Image by chucks via FlickrAbout a week ago, I reviewed a blogging tool called Zemanta. I was very excited about it, but my excitement faded as I clumsily tried to test the software with the very review I was writing. It left me scratching my head and promising to revisit the topic after some more hands-on time with Zemanta. As promised, here’s part two of my Zemanta review.
I am going to keep this one short because I’ve already explained what Zemanta does and how it’s used. I will talk a little about what else I’ve learned in the last week and correct some assumptions from my previous review.
Giving photos a chance again
In my previous review, I choked on the photo adding capabilities of Zemanta. It seemed to me that photos would vanish. This still appears to be the case for me with FireFox 3 on Vista. I find that images will still occasionally vanish, but I have a much better handle on things now. If I want an image, I simply click on it on the right side. If I want a different image instead, I just click a different image. While I am much more comfortable with it, I still have a few suggestions for the developers.
1. I need more images to choose from. I seem to get the same geisha girl with a laptop every time I start a post.
2. Allow me to use more than one image per post.
3. An image should always be placed where the my cursor was in my editing text area before I clicked the image. Every time I add an image, it’s always top right aligned and sometimes, I want it down with the paragraph it relates to.
I have figured out how to add more images sources (like my Flickr account), though it still seems a bit limited. Still, even if I could only add my own images from Flickr, Zemanta saves me a step.
Links make a little more sense now, too.
If you don’t understand Zemanta’s link suggestion tool, it can be a little cumbersome. I guess I always just expect something to happen at my cursor position when I use a tool. When you click a link from one of the drop-downs named after the words they will link, it creates a contextual link for you. This is handy mostly for reference links, but will be nice if their link choices some day include other blogs that will give me trackback links. Currently, they mostly go to Wikipedia, which is to be expected while they grow. If you install Zemanta, be sure to add your own blog and Flickr account so your resources will be available to the rest of us and you’ll get lots of link love.
SEO tags and my apology
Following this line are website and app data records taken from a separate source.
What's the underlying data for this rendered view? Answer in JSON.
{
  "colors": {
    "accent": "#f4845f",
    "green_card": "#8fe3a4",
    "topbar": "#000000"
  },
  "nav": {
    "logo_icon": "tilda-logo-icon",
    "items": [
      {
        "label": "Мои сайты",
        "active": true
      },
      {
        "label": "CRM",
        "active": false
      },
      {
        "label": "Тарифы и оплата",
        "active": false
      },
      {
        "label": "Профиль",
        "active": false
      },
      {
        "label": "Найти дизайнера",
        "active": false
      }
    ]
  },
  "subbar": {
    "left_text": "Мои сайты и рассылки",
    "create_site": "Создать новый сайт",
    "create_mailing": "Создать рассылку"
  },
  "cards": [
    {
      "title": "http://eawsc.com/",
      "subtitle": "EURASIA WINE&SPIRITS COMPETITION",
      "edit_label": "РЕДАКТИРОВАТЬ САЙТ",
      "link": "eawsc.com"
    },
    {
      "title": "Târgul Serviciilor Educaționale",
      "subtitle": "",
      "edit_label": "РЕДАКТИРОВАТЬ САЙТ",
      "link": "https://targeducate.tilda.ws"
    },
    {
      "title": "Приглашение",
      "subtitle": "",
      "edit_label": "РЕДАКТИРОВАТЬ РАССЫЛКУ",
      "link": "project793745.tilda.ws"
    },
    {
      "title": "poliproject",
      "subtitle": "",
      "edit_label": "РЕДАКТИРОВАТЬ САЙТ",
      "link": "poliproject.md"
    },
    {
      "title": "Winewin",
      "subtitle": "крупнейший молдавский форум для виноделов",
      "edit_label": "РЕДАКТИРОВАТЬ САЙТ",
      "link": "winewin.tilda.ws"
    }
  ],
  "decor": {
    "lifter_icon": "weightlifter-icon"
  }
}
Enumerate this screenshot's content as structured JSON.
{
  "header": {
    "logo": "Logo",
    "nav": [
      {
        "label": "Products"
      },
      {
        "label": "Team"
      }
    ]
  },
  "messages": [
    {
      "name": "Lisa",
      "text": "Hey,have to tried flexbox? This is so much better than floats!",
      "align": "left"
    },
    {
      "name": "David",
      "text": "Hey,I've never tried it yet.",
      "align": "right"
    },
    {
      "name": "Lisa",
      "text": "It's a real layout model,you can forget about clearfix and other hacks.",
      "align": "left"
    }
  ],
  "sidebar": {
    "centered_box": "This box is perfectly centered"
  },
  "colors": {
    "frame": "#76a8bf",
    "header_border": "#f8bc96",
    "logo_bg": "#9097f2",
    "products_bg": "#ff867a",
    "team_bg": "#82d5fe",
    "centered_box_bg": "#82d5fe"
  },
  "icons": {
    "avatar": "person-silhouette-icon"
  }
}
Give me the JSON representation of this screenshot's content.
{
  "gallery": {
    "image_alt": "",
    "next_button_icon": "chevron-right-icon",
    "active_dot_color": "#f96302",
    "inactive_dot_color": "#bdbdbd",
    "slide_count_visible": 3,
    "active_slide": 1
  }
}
This is one area where Zemanta shines and I owe them an apology. The SEO tags functionality does a pretty good job of guessing some tags I would think of that I would normally have to type in as well as some that would have slipped my mind. When I’m done with my post, I just click the tags I want and they’re added. Then I manually add any remaining tags that I want. It’s another time-saver and it works just as it should, despite what I said previously.
Filter, My Stuff, and Preferences
Since I’ve continued to play with Zemanta, I’ve found more that needs to be written about. “Filter” and “My Stuff”, for example, are options just above your image choices. They both make sense given their names. Filter gives you a text box to filter images by keyword. If you happened to type about 100 different things but you’re looking for a photo of a puppy, you can filter images for “puppy” and get what you need faster. “My Stuff” just narrows the image pool to your own images.
Preferences is a whole area I had previously missed. It hides at the bottom of the Zemanta panel. When you click the link, a new window pops up with your preferences page. Included are “Image Position”, which lets you choose the horizontal alignment of your image, “HTML Code Style”, which allows you to choose between standard HTML and xHTML, and “Signature Image”, which is where you choose what style of “re-blog” image you want at the foot of your post (or none). The preferences page includes two additional sections called “Personal” and “My Stuff”. The Personal section allows you to add a bit of personal information, as well as an Amazon.com associates ID. I added mine, but if I happen to mention my favorite movie, Dream a Little Dream, Zemanta offers links to IMDB, Wikipedia and Rotten Tomatoes, but not to Amazon. I am excited about seeing that work, though. The My Stuff section is where you ad your stuff, of course. Here, you can identify your Flickr account, add your social networks, and add blogs and other sources.
My new verdict : Install it
As I said before, I’ve installed the FireFox plugin, so if I ever dislike it, I can remove it. The posts will still have the “Re-Blog” or “Zemified” footer links, but I think it may be a keeper.
- Only one image
- Images always at the top
- Amazon links not an option yet?
- Seemingly limited sources
- Add images in a snap
- Add tags easily
- Suggests tags I might forget
- Provides resource links
- Provides a means for others to find and use my media and posts
The minor cons can be fixed pretty easily, I think, and the limited resources will improve as more people use it, I feel. My excitement for Zemanta is renewed, and I can’t wait to watch it grow. If you install it, drop a link below to your first Zemanta post and let us know what you think.